New government data shows that 774,000 16- to 25-year-olds in England were Neet between January and March – down 135,000 on last year and the lowest rate for this quarter since 2005.
Broken down, the data, published by the Department for Business, Innovation and Skill and the Department for Education, shows that 122,000 16- to 18-year-olds were Neet – 29,000 fewer than last year and the lowest since comparable data began in 2001.
Meanwhile, 652,000 19- to 24-year-olds were Neet – down 105,000 on last year and the lowest rate since 2008.
The data also shows that 94.2 per cent of 16- and 17-year-olds are in education and training, the highest rate since 2001 reflecting the rise from 16 to 17 in the compulsory participation age introduced in September 2013.
Meanwhile, new figures published by the Office for National Statistics show that 975,000 16- to 24-year-olds in the UK were Neet during the same quarter – a decrease of 118,000 from the previous year.
Skills and enterprise minister Matthew Hancock said the figures are proof the government’s policies to tackle the issue are working.
He said: “The figures show the progress being made to ensure that all young people are equipped with the skills that allow them to begin productive and prosperous careers.

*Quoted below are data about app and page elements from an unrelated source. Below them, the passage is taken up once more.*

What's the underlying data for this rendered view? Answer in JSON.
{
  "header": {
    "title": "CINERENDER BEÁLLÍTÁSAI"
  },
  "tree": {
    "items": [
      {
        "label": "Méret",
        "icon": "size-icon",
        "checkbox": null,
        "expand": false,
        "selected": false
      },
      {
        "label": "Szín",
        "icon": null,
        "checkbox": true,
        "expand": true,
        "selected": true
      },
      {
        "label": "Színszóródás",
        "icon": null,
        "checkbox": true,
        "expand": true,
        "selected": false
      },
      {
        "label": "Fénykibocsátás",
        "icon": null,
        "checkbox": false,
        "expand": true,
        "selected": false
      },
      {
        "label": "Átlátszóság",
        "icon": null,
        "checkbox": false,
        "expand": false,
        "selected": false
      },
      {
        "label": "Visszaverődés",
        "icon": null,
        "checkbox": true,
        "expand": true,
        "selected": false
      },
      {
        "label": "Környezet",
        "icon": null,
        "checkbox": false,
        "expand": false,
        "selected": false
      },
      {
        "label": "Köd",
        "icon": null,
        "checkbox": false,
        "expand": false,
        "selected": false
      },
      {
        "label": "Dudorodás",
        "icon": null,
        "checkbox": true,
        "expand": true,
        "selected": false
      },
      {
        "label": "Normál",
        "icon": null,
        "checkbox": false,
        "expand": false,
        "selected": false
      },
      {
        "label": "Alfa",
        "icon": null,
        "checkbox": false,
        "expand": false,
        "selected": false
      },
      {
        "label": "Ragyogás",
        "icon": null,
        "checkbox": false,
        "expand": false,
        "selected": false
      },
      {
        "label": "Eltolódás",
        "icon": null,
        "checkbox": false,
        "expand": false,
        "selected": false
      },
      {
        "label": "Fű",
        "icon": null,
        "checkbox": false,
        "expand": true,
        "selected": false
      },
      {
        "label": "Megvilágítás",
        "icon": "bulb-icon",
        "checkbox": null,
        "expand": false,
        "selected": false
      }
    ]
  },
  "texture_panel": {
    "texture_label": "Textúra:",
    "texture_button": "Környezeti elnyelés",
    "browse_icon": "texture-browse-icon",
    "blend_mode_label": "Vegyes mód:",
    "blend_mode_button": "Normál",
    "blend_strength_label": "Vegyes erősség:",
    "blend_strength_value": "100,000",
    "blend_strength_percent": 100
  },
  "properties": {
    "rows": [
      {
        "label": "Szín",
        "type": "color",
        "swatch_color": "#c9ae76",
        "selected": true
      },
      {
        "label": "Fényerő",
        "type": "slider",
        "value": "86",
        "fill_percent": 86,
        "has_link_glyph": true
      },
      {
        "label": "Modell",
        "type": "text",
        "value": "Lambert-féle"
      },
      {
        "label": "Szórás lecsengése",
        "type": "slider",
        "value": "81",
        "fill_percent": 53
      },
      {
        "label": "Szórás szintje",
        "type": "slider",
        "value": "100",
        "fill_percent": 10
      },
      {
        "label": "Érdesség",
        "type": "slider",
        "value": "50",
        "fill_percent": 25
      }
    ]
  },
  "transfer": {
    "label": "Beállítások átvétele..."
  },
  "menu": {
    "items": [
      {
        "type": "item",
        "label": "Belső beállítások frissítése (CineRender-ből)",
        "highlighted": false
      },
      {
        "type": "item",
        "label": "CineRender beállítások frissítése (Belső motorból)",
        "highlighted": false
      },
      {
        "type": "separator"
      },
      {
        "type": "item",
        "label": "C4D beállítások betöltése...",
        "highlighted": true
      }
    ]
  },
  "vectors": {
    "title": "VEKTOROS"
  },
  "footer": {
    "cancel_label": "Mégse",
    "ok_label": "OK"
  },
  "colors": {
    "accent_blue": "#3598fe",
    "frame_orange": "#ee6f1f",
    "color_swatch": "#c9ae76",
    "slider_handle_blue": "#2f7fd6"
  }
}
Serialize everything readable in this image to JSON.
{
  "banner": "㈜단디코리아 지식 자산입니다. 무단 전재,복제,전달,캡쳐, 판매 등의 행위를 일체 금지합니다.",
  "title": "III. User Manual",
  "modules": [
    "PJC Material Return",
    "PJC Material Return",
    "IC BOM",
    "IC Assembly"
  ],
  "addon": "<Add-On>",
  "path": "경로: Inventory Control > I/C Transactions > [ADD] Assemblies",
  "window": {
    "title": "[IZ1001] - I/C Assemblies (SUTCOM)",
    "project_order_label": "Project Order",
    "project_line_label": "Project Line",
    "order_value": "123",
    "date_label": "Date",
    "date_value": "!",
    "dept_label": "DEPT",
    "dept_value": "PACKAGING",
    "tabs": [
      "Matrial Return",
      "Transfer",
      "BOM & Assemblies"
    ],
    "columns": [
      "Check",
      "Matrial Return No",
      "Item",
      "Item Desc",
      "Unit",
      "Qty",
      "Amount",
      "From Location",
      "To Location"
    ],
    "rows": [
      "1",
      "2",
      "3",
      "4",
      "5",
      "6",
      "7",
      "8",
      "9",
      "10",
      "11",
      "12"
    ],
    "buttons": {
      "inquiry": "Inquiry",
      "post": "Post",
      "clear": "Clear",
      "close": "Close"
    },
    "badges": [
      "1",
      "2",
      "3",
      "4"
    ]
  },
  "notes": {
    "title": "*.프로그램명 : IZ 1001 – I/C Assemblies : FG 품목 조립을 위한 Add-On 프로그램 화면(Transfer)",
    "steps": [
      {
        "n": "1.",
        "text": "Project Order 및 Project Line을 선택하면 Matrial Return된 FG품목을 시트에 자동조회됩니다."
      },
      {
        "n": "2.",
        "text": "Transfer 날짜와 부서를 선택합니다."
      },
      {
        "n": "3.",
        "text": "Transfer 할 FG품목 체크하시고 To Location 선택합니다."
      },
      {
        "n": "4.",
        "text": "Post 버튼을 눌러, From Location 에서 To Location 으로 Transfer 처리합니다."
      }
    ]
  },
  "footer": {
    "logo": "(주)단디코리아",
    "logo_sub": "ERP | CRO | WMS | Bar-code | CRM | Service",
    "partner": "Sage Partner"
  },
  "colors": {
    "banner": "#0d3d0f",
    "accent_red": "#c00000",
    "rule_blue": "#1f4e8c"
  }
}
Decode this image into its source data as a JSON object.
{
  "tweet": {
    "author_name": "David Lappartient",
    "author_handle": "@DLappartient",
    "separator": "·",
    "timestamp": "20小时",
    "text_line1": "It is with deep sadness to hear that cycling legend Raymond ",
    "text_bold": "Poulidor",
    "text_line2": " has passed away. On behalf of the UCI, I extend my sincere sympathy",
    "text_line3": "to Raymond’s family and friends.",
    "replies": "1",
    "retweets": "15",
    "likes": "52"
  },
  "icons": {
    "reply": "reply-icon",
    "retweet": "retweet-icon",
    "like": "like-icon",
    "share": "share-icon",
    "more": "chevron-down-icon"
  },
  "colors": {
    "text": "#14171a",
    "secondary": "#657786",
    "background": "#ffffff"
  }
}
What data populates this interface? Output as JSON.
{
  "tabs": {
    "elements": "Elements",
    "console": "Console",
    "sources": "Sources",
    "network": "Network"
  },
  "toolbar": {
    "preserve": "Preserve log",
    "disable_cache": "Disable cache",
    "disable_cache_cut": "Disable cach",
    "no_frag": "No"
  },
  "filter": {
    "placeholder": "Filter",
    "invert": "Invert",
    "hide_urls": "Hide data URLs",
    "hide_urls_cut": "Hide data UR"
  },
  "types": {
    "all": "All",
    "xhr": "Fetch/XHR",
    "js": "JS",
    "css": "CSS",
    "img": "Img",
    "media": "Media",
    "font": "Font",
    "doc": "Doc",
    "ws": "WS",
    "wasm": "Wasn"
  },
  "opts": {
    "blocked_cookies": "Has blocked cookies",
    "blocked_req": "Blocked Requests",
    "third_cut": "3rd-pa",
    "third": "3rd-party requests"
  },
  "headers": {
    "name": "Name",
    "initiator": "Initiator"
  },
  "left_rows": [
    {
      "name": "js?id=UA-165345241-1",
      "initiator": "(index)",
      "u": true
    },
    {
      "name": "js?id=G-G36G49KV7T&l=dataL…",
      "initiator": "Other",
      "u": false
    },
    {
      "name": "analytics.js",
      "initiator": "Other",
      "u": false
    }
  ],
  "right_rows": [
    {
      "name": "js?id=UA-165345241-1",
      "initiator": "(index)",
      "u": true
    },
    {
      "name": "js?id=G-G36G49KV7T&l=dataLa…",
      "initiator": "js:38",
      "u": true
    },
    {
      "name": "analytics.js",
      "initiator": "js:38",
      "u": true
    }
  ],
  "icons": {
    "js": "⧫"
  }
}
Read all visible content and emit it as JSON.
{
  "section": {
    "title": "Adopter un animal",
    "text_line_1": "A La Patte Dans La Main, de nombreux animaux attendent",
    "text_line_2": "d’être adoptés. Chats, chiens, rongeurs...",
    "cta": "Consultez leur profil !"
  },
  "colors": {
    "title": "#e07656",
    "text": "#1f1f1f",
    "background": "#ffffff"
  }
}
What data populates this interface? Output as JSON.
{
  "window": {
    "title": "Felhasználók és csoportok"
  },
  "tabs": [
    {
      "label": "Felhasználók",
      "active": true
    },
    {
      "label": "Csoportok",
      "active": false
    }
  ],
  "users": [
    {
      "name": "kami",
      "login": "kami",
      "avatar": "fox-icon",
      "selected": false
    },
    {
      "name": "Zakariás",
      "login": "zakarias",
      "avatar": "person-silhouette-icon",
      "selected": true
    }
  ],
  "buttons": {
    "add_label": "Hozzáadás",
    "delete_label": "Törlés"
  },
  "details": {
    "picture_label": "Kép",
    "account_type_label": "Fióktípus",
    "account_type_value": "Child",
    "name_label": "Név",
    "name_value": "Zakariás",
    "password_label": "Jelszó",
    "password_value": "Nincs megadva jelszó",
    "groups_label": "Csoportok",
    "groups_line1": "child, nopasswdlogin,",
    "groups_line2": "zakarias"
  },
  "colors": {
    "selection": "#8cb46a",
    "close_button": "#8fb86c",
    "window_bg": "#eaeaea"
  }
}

“I’m particularly pleased to see that the proportion of 16- to 18-year-olds who are Neet is at the lowest level since records began – this is further evidence that our long-term economic plan is securing young people’s future.
“Every young person should be given the chance to reach their potential, whether that is through studying or training, embarking on an apprenticeship or traineeship or entering the world of work.”
Similarly Rhian Johns, director of policy and campaigns at philanthropic organisation Impetus-Pef, said: “This is great news – any reduction in the Neet level is to be welcomed.
“Our research shows that as little as six months out of education, employment or training before the age of 24 has a profound impact on a person’s earning potential and job security well into their forties.”
However, Karren Brady, businesswoman and ambassador of Life Skills, said Neet levels are still too high.
She said: “Already, one in eight children grow up in workless homes and if the causes of youth unemployment aren’t addressed, we risk causing a cycle of unemployment that will have lasting, damaging impact on our society.
“The solution is to ensure that young people are prepared for work before they leave education – that’s why I’m asking businesses to do more to help.”